16 – 2424 weeks5 minutes jaw clench. Open jaw 5 times. Move tongue 5 times.Clin. ↑ Biting force; ↑ Latency of jaw-jerk reflex; ↑ Masticatory performance of masseterKawazoe et al., 1982 [99]
2024 weeksMassage of masseter 10 min and jaw training 5 min per dayClin. ↑ Greatest occlusal force; ↑ Satisfaction to eatNozaki et al., 2010 [100]
Exercise of respiratory muscles
≈ 11.42.5 weeksTriflow II inspirometer, 20 inspirations/dayClin.
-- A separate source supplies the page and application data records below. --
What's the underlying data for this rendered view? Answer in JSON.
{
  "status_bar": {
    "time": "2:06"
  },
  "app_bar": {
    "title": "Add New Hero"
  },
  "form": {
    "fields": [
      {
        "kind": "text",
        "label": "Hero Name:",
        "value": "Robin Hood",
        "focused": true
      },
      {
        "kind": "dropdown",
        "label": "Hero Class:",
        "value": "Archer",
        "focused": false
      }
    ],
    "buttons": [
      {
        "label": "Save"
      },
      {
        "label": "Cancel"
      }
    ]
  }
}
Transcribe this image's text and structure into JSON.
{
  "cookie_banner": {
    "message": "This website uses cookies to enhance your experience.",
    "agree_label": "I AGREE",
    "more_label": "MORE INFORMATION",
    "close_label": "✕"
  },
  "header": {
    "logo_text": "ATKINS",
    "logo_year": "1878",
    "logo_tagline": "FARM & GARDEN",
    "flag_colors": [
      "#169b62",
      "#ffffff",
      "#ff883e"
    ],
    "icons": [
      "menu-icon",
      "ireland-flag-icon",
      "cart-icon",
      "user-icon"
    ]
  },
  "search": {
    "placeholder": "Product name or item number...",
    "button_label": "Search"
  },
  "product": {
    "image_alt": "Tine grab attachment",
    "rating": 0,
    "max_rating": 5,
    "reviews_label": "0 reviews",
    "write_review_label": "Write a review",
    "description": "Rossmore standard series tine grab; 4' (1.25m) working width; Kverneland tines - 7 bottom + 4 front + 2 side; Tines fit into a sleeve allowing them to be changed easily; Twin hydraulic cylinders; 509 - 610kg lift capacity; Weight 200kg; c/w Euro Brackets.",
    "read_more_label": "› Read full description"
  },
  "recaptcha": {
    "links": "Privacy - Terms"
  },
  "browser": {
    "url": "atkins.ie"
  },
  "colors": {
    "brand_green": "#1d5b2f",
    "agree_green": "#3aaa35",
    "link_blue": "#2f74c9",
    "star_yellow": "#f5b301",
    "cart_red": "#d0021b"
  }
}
No benefit of exerciseRodillo et al., 1989 [101]
Late stage (>12)5 weeksVideo game ajusted to respiratory efforts, 10 min/dayClin.↑ Maximum voluntary respiration;Vilozni et al., 1994 [102]
↑ Maximal achieved respiration
↑ Duration of progressive isocapnic hyperventilation manœuvre
14.4±56 weeksInspiratory resistance 15 min, twice/dayClin. ↑ Maximum resistance and maximum duration of ventilationDiMarco et al., 1985 [103]
186.5 weeksInspiratory muscle training 5 to 30 min/dayClin. ↑ Vital capacity; ↑ Maximal inspiratory airway pressureAldrich, Uhrlass, 1987 [104]
14.7±4.56 weeksBreathing through a valve 10 min, twice/dayClin. ↑ Endurance of respiratory musclesTopin et al., 2002 [105]
14.5±3.824 weeksBreathing through a valve 10 min, twice/dayClin. ↑ Maximal sniff assessed esophageal and transdiaphragmatic pressure; ↑ Inspiratory muscle enduranceWanke et al., 1994 [106]
1224 weeksResistive inspiration and expiratory loadsClin. ↑ Maximal static inspiratory and expiratory pressures; ↓ Decreased respiratory load perceptionGozal, Thiriet, 1999 [107]
8 – 2936 weeksForce training then endurance training 10 times, twice/dayClin. ↑ Maximal inspiratory mouth pressure; ↑ 12 s-maximum voluntary ventilationWinkler et al., 2000 [108]
9.5±2.340 weeksYoga training: [fast pelvic contractions], [forced apnea after expiration] and [maximal contraction followed by apnea]Clin. ↑ Increased of force vital capacity; ↑ Forced expiratory volume in 1 secondRodrigues et al., 2014 [109]
12.5±2.3 16.5±4 19.9±596 weeks (2 years)Breathing through a valve 10 min, twice/dayClin. ↑ Maximal inspiratory mouth pressure; ↑ 12 s-maximum voluntary ventilationKoessler et al., 2001 [110]

Normal words signal a positive effect of exercise. Underscored words signal a neutral effect of exercise. Italic words signal a negative effect of exercise. Clin. signals an observation at the physiological/clinical level. Mol. signals an observation at the molecular level. aDescription of experimental protocol with duration of exercise, speed and other parameters. Abbreviations: TA Tibialis Anterior.